Task details
If a line in the records below holds the string "title", count it; give only the total.
- - - -
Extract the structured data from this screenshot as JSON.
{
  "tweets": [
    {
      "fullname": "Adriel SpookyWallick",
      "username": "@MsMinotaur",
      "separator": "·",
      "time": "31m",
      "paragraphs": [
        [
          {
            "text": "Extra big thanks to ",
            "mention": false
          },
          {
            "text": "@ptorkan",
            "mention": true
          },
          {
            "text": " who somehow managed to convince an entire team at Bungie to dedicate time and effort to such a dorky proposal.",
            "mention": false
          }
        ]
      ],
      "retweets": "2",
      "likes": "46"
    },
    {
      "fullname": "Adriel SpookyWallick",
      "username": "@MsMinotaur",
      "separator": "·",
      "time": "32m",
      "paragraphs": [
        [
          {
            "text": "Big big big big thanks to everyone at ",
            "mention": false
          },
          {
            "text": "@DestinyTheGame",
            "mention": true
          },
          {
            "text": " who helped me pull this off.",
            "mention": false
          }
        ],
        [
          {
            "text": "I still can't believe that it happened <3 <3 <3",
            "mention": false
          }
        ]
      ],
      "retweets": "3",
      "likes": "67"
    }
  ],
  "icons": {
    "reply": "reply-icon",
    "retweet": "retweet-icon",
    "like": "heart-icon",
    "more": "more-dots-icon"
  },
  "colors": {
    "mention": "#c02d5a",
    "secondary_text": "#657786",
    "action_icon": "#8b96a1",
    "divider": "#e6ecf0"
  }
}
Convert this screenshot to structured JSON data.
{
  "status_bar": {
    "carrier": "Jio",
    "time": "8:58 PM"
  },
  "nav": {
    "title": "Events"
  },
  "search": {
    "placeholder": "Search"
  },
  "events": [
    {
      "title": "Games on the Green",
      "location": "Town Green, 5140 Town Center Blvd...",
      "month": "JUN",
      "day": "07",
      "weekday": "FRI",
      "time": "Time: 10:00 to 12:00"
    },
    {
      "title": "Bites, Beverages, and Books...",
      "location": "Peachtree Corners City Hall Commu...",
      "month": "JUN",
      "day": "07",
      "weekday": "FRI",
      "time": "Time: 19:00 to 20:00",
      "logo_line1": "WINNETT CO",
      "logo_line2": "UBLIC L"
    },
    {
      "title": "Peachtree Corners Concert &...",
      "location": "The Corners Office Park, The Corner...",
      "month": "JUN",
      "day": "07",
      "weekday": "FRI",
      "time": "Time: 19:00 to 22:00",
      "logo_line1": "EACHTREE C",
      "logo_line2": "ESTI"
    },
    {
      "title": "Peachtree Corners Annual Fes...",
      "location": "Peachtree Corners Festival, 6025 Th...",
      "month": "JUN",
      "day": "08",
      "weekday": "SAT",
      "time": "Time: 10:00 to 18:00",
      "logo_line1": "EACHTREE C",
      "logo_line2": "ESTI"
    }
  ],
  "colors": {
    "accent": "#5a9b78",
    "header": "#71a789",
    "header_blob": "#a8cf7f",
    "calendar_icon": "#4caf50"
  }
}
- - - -
Solution
5